1) “You’re either mentally ill or mentally healthy – there’s no in-between.”
Just as a physically healthy person may occasionally get the flu or a sprained ankle, most of us experience emotional problems even if we are generally mentally healthy. Mental health is a continuum, not something you either have or don’t have. Figures from campaign group Time to Change show that 1 in 4 people will experience some kind of mental health problem in any given year.
2) “People with mental illnesses are violent – we should be scared of them.”
Unfortunately, the media still tends to highlight mental health in relation to violence and crime, creating an incorrect perception that people with a mental health issue are more likely to be dangerous. In fact, people who struggle with their mental health are much more likely to endanger themselves than others.
3) “People with mental health issues can never hold down a job.”
Just as with any other health condition, with the right support from their friends and colleagues, people with mental health problems are as productive as any other employees. Employers who hire people with mental health problems consistently report good attendance and punctuality, motivation, and good quality work. There are many examples of highly successful people who achieve their career goals while managing anxiety, depression and countless other conditions.
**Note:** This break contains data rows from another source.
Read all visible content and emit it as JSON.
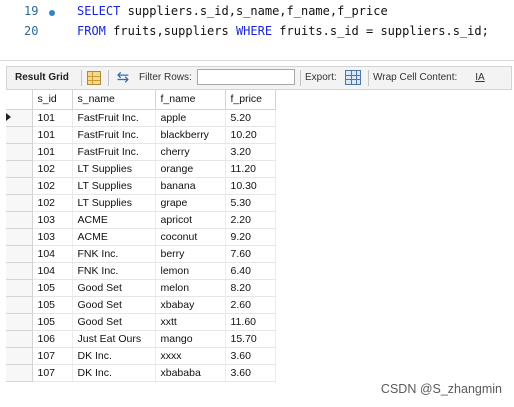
{
  "editor": {
    "lines": [
      {
        "number": "19",
        "tokens": [
          {
            "text": "SELECT",
            "kw": true
          },
          {
            "text": " suppliers.s_id,s_name,f_name,f_price",
            "kw": false
          }
        ]
      },
      {
        "number": "20",
        "tokens": [
          {
            "text": "FROM",
            "kw": true
          },
          {
            "text": " fruits,suppliers ",
            "kw": false
          },
          {
            "text": "WHERE",
            "kw": true
          },
          {
            "text": " fruits.s_id = suppliers.s_id;",
            "kw": false
          }
        ]
      }
    ]
  },
  "toolbar": {
    "result_grid_label": "Result Grid",
    "filter_label": "Filter Rows:",
    "filter_value": "",
    "export_label": "Export:",
    "wrap_label": "Wrap Cell Content:",
    "wrap_icon_glyph": "IA"
  },
  "grid": {
    "columns": [
      "s_id",
      "s_name",
      "f_name",
      "f_price"
    ],
    "rows": [
      [
        "101",
        "FastFruit Inc.",
        "apple",
        "5.20"
      ],
      [
        "101",
        "FastFruit Inc.",
        "blackberry",
        "10.20"
      ],
      [
        "101",
        "FastFruit Inc.",
        "cherry",
        "3.20"
      ],
      [
        "102",
        "LT Supplies",
        "orange",
        "11.20"
      ],
      [
        "102",
        "LT Supplies",
        "banana",
        "10.30"
      ],
      [
        "102",
        "LT Supplies",
        "grape",
        "5.30"
      ],
      [
        "103",
        "ACME",
        "apricot",
        "2.20"
      ],
      [
        "103",
        "ACME",
        "coconut",
        "9.20"
      ],
      [
        "104",
        "FNK Inc.",
        "berry",
        "7.60"
      ],
      [
        "104",
        "FNK Inc.",
        "lemon",
        "6.40"
      ],
      [
        "105",
        "Good Set",
        "melon",
        "8.20"
      ],
      [
        "105",
        "Good Set",
        "xbabay",
        "2.60"
      ],
      [
        "105",
        "Good Set",
        "xxtt",
        "11.60"
      ],
      [
        "106",
        "Just Eat Ours",
        "mango",
        "15.70"
      ],
      [
        "107",
        "DK Inc.",
        "xxxx",
        "3.60"
      ],
      [
        "107",
        "DK Inc.",
        "xbababa",
        "3.60"
      ]
    ],
    "current_row": 0
  },
  "watermark": "CSDN @S_zhangmin",
  "icons": {
    "grid": "grid-icon",
    "refresh": "refresh-icon",
    "export": "export-icon",
    "wrap": "wrap-cell-icon",
    "row_pointer": "row-pointer-icon"
  },
  "colors": {
    "keyword": "#1a26d6",
    "line_number": "#2b6a9a",
    "fold_marker": "#2f86c8",
    "toolbar_bg": "#f3f3f3"
  }
}
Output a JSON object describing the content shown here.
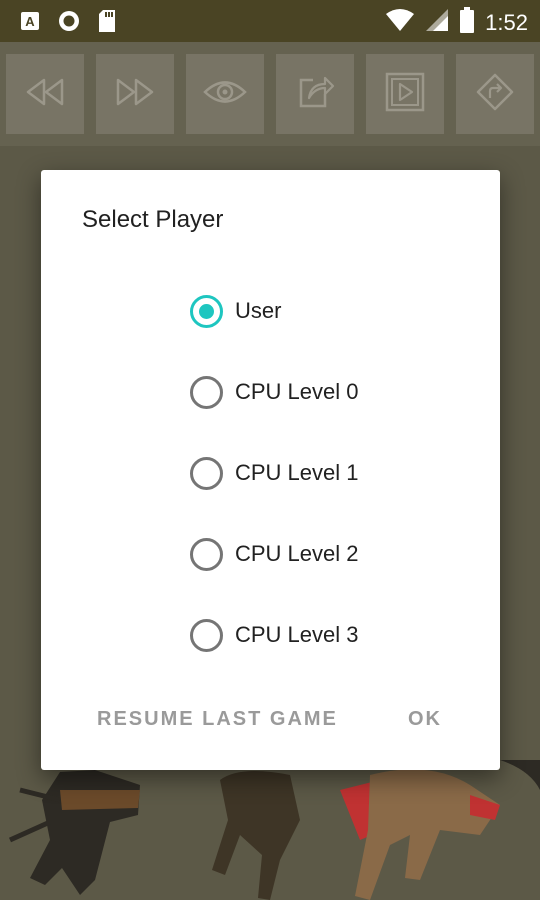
{
  "status_bar": {
    "time": "1:52",
    "notification_icons": [
      "a-icon",
      "circle-icon",
      "sd-card-icon"
    ],
    "system_icons": [
      "wifi-icon",
      "signal-icon",
      "battery-icon"
    ]
  },
  "toolbar": {
    "buttons": [
      "rewind-icon",
      "fast-forward-icon",
      "eye-icon",
      "share-icon",
      "play-icon",
      "route-icon"
    ]
  },
  "dialog": {
    "title": "Select Player",
    "options": [
      "User",
      "CPU Level 0",
      "CPU Level 1",
      "CPU Level 2",
      "CPU Level 3"
    ],
    "selected": "User",
    "resume_label": "RESUME LAST GAME",
    "ok_label": "OK"
  },
  "colors": {
    "accent": "#1ec6c0",
    "status_bar": "#4a4424",
    "button_text": "#9a9a9a"
  }
}
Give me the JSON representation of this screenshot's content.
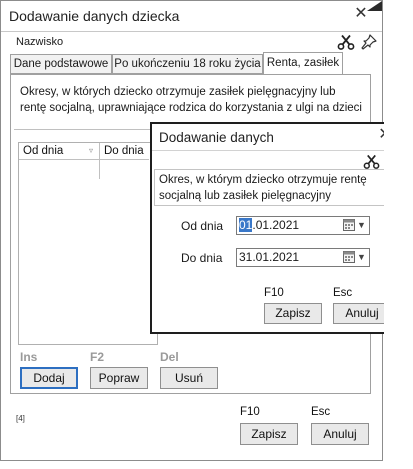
{
  "main_window": {
    "title": "Dodawanie danych dziecka",
    "close_glyph": "✕",
    "field_label": "Nazwisko",
    "tabs": [
      {
        "label": "Dane podstawowe",
        "active": false
      },
      {
        "label": "Po ukończeniu 18 roku życia",
        "active": false
      },
      {
        "label": "Renta, zasiłek",
        "active": true
      }
    ],
    "description": "Okresy, w których dziecko otrzymuje  zasiłek pielęgnacyjny lub rentę socjalną, uprawniające rodzica do korzystania z ulgi na dzieci",
    "grid": {
      "columns": [
        "Od dnia",
        "Do dnia"
      ]
    },
    "hotkeys": {
      "add": "Ins",
      "edit": "F2",
      "delete": "Del"
    },
    "buttons": {
      "add": "Dodaj",
      "edit": "Popraw",
      "delete": "Usuń"
    },
    "footnote": "[4]",
    "footer_hotkeys": {
      "save": "F10",
      "cancel": "Esc"
    },
    "footer_buttons": {
      "save": "Zapisz",
      "cancel": "Anuluj"
    }
  },
  "dialog": {
    "title": "Dodawanie danych",
    "close_glyph": "✕",
    "description": "Okres, w którym dziecko otrzymuje rentę socjalną lub zasiłek pielęgnacyjny",
    "from_label": "Od dnia",
    "from_value_selected": "01",
    "from_value_rest": ".01.2021",
    "to_label": "Do dnia",
    "to_value": "31.01.2021",
    "hotkeys": {
      "save": "F10",
      "cancel": "Esc"
    },
    "buttons": {
      "save": "Zapisz",
      "cancel": "Anuluj"
    }
  },
  "icons": {
    "pin": "pin-icon",
    "tools": "scissors-icon",
    "calendar": "calendar-icon",
    "dropdown": "chevron-down-icon"
  }
}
4) “People with mental health problems could snap out of it if they tried hard enough.”
One of the most damaging myths about mental illness is that it isn’t real – that people are just lazy or weak. This certainly isn’t true; lots of factors contribute to mental health problems, including our genes or brain chemistry, physical illness, injury, and our life experiences, such as trauma or a history of abuse. People with mental health problems can get better and live a fulfilling life, but just like a physical injury, it requires support and treatment beyond simply ‘pulling themselves together.’ Would you tell someone with a broken leg to ‘just snap out of it’?
5) “Therapy and treatment is a waste of time; it doesn’t ever help.”
If you are mentally unwell and feeling hopeless, it can be all too easy to listen to people who say that getting treatment won’t work – let alone getting the motivation to get out and keep your appointments at a therapy session or group. Treatment and recovery is different for everyone, and most people need to try a few methods to find out what combination works for them – but with professional help to understand what is causing the issues and learn how to deal with the effects, most people can learn how to manage a condition on a daily basis. If someone has a broken leg you can see that they have an injury, and can see when they have their cast removed. But does this mean they have recovered? Many people require physiotherapy to continue the healing process, just as some people need a bit of professional support to monitor and maintain positive mental health.
MHM provide a range of different mental health support services across the country; click here to find out more.